As imagined in Wordsworth's The Prelude and "Ode: Intimations of Immortality from Recollections of Early Childhood," the child is not only unfallen and beautiful, but has special perceptive powers denied corrupted adults.
As this image became dominant in the more secular Victorian era, poems, fairy tales, and fantasies designed to entertain children—or to instruct them playfully—shouldered out the didactic literature of the religious societies. When publisher John Harris printed William Roscoe's The Butterfly's Ball inthe virtually nonsensical poem set off a wave of imitators, which Harris published at a fast pace.
English audiences had fairy tales made available to them in print inwhen publishers issued editions of both The Court of Oberon; or, Temple of Fairies, which introduced Mother Goose in a print format, and an English version of the tales collected in Germany by the brothers Grimm.
The books fulfilled a need that was not addressed in the didactic literature, although the heyday of fantasy was still far off. Their participation in the fantastic and often amoral met with the rejection of the leading authors of children's literature, although fairy tales did manage to make some headway even in the early part of the century when their promoters, like the Grimm brothers, refashioned the tales they transcribed into stories palatable to early nineteenth-century middle-class morality.
The gradual blending of these various currents allowed for the prevalence of a hybrid creature in the s, the beginnning of the "golden age" in children's literature, when it became common for children's verse and novels to offer a "sugared pill"—a lesson imbibed through entertainment.
Lewis Carroll marked the extreme in playful entertainment with the publication of Alice's Adventures in Wonderland in By the end of the century, fantasy and adventure novels dominated the market, defined by Carroll, Robert Louis Stevenson, Rudyard Kipling, and Louisa May Alcott, among others.
Although inexpensive adventure novels known as "shilling shockers" or "penny dreadfuls" drew some fire for their sensationalism, they still served an instructional function, as contemporary critics have shown. Recently, several critics have examined in particular how this prolific genre taught children socially accepted gender roles.
They encouraged boys to be ambitious, courageous, and patriotic; they encouraged girls, ultimately, to find pleasure in their families and homes.
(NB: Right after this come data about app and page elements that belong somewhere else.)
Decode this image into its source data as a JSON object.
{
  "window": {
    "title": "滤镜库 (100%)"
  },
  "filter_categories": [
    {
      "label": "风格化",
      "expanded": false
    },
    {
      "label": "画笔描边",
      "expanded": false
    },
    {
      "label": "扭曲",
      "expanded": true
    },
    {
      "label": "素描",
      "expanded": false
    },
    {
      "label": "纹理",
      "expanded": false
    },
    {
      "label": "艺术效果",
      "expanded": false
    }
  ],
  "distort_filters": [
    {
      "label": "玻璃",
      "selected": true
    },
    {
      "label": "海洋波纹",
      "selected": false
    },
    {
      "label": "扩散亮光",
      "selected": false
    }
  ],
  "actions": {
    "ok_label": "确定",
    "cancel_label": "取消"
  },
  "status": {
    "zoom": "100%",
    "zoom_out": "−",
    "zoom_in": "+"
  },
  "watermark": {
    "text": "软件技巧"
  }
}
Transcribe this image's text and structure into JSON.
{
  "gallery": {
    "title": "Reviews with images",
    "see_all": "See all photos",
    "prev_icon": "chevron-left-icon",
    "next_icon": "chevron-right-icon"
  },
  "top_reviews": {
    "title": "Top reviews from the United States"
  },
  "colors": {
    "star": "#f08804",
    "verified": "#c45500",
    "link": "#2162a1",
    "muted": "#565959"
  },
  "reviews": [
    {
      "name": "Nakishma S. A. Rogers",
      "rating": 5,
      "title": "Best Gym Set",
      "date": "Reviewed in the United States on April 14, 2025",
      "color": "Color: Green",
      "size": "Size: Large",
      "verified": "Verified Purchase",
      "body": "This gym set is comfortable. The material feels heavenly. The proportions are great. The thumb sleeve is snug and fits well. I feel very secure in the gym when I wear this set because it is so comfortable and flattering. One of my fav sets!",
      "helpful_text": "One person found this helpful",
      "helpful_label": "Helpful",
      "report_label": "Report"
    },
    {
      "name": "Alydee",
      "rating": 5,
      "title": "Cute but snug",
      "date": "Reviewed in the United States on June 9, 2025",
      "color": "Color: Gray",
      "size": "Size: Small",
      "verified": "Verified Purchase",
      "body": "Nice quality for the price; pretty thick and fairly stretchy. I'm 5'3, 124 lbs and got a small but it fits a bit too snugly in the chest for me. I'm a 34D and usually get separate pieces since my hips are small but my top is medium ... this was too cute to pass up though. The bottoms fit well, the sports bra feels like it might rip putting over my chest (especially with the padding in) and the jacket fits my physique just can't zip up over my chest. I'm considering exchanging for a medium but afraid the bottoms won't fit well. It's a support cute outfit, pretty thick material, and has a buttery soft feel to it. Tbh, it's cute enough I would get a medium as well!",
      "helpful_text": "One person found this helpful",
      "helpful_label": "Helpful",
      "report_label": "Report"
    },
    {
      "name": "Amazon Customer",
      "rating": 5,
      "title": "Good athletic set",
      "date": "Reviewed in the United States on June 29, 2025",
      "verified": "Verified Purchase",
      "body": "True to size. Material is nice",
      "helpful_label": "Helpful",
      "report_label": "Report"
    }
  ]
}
Although the package had changed considerably, children's literature maintained its educational imperative.In children’s literature books the fairytale of the moms staying home to care for the children and the dads going out to work is portrayed.
Lecture 3 Does children’s literature influence a child’s perspective on society and their role in it? 1. Identify three common literary conventions found within the book.
Explain how literary elements (i.e., tone, mood, and setting) help to convey the context of the story (i.e., historical, social, or psychological). E. Choose one chapter book from part C and do the following: 1.
Identify three common literary conventions found within the book. 2. Home Page \ Assignment Sample \ The way that children's literature works variations on the theme of 'the missing parents' The way that children’s literature works variations on the theme of ‘the missing parents’ Essay.
C. Provide two examples (one chapter book and one picture book) of quality children’s literature, including title and author, for each of the five genres listed in part B (i.e., realistic, fantasy, traditional, poetry, and nonfiction). Children’s Literature Assignment Help An assignment of children’s literature is a method to grasp perfect knowledge about the literature field of study for children.
A children’s literature assignment writing is also filled with a rigorous understanding of the subject along with perfect research/5(K). Published: Mon, 5 Dec Childrens Literature plays a vital role in determining the society to its sublimity. Children are no more called or considered the savages, but as solid pillars of the world.